_Source data_
# # #

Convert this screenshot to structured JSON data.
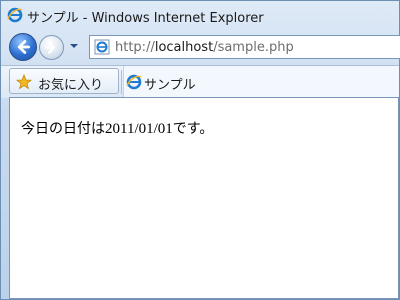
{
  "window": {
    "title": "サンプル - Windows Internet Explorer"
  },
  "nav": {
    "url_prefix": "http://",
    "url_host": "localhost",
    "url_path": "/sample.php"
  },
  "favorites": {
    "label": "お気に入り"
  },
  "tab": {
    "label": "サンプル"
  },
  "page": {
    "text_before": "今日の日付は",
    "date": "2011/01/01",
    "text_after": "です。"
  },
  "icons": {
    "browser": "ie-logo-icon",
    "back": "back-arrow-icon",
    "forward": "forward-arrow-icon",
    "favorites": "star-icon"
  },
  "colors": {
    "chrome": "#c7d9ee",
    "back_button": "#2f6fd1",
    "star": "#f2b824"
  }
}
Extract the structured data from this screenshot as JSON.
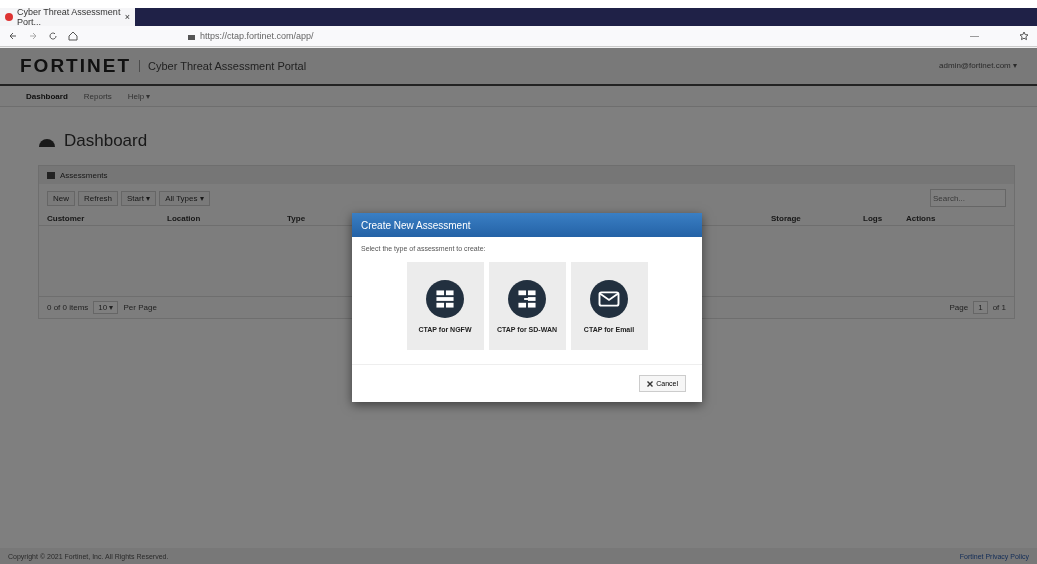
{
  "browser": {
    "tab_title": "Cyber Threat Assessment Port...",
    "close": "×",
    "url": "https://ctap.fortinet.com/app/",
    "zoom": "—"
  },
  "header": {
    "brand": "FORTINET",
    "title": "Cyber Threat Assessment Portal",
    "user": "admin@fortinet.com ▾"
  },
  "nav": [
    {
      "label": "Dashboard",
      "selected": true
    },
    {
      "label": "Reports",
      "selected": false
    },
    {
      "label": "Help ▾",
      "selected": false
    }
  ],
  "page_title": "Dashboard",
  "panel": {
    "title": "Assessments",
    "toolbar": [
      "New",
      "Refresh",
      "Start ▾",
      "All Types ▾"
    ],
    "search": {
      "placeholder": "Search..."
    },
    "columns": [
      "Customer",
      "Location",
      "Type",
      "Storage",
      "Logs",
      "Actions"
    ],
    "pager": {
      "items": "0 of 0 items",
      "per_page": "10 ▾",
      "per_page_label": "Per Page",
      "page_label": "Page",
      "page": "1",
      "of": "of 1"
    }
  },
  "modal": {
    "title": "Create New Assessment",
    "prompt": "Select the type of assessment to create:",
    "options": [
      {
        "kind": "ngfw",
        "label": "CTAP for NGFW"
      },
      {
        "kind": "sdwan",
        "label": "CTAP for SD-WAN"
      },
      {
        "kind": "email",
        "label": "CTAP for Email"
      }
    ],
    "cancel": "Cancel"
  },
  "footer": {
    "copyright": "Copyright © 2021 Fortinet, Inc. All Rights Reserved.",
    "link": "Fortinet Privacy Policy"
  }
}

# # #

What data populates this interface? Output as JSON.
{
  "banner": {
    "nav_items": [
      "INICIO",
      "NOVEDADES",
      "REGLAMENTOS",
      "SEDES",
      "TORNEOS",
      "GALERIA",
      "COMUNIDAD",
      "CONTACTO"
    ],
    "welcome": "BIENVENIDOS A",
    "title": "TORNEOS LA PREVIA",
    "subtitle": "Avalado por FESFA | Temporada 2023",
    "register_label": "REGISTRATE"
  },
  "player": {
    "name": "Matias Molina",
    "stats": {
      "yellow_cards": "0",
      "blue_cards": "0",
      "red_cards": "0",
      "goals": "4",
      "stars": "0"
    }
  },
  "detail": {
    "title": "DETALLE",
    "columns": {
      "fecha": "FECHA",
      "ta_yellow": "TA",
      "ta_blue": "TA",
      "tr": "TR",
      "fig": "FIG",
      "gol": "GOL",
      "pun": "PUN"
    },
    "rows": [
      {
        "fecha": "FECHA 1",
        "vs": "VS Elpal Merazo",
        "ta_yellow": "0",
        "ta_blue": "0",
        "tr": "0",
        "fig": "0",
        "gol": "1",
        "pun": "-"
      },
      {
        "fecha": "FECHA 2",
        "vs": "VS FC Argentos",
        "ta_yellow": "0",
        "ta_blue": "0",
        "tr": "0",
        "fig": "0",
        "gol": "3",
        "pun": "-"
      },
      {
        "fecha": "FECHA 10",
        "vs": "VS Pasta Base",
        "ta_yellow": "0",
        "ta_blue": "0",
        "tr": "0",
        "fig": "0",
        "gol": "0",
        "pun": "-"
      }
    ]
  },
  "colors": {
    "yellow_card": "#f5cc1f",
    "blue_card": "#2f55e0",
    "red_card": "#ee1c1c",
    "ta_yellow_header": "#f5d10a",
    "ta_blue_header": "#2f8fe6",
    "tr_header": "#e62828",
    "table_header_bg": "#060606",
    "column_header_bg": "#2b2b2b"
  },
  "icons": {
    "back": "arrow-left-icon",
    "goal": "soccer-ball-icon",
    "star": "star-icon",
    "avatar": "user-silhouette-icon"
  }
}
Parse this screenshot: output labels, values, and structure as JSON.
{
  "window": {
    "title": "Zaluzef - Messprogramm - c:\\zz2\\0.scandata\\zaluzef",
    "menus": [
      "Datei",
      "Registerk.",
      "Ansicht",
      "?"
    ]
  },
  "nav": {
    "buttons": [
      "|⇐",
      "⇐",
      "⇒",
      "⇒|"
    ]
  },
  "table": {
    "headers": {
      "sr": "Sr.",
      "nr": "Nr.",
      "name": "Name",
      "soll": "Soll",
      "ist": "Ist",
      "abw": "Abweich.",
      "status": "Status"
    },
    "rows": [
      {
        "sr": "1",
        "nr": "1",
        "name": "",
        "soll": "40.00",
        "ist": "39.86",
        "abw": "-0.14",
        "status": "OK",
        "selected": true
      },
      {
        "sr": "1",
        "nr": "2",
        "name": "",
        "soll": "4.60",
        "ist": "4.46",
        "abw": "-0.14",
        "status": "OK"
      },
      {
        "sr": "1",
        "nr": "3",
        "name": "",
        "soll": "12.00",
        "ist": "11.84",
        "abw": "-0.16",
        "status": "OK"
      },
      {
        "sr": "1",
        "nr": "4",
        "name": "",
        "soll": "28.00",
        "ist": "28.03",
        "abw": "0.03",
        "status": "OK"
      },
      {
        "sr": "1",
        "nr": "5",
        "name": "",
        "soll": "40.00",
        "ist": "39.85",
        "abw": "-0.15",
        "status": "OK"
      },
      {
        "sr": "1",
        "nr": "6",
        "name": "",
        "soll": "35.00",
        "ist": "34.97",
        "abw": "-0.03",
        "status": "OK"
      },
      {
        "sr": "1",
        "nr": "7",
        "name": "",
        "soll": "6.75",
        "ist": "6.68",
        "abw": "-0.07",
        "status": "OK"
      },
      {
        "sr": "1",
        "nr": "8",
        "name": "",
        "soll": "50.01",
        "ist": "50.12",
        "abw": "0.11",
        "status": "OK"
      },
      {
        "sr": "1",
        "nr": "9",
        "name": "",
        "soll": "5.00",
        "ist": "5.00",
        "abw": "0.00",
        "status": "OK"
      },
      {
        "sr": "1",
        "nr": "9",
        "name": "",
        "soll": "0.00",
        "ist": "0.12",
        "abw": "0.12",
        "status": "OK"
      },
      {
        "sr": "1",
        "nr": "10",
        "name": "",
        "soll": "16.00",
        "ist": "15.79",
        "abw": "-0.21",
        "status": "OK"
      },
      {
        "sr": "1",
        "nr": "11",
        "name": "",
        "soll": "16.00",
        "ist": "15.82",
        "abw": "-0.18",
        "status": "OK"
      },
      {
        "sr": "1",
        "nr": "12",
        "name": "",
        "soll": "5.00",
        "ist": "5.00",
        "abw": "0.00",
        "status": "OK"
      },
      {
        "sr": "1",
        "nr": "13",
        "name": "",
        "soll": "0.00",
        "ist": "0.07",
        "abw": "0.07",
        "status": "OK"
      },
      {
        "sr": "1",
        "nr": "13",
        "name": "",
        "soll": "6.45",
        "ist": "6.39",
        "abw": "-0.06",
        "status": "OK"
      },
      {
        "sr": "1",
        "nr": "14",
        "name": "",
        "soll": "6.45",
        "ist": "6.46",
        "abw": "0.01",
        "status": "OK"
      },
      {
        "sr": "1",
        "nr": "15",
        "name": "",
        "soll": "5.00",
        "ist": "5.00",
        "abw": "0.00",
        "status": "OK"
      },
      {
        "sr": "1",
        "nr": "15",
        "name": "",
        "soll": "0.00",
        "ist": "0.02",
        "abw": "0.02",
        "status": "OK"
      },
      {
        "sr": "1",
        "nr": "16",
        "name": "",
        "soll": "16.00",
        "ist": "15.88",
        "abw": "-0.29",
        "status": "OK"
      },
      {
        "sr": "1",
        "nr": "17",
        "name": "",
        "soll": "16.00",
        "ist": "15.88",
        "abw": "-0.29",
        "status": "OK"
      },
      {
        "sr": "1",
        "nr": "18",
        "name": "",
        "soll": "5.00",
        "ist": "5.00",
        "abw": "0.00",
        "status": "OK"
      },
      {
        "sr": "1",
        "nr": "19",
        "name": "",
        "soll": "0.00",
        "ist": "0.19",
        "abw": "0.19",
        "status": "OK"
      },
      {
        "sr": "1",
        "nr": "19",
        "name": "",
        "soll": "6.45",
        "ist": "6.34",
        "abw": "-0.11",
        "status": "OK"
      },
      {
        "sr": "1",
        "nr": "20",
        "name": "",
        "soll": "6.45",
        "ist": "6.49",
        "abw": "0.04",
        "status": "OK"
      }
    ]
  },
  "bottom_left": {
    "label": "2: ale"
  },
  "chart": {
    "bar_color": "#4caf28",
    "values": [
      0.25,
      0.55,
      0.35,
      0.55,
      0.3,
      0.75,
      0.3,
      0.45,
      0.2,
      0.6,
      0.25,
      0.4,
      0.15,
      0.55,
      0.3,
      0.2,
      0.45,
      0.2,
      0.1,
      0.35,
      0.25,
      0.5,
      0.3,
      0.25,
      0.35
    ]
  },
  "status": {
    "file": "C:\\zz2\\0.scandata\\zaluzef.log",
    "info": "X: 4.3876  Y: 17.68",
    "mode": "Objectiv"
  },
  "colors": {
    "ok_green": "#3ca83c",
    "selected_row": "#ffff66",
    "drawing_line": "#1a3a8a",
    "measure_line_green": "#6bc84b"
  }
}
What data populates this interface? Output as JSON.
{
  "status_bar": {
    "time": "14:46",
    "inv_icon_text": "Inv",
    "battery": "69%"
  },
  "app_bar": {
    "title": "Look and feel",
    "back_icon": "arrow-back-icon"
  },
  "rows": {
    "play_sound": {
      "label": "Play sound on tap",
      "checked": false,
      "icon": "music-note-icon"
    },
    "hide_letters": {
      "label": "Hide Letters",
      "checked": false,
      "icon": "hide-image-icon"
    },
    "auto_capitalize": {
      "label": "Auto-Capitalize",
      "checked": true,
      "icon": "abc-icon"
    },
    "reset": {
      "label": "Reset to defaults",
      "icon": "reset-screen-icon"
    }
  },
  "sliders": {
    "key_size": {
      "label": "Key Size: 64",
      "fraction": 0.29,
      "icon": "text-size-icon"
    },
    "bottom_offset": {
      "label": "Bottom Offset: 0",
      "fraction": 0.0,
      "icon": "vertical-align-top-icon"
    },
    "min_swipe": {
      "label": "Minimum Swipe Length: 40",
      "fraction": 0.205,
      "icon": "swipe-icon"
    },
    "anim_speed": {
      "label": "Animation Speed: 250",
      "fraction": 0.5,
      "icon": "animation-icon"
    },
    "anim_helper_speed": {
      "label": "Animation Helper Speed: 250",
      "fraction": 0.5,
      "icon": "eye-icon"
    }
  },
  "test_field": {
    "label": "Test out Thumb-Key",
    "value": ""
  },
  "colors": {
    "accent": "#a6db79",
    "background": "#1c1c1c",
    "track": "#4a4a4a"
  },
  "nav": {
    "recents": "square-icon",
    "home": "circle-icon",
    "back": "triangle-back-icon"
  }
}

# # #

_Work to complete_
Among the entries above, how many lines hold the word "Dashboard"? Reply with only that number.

_Task answer_
2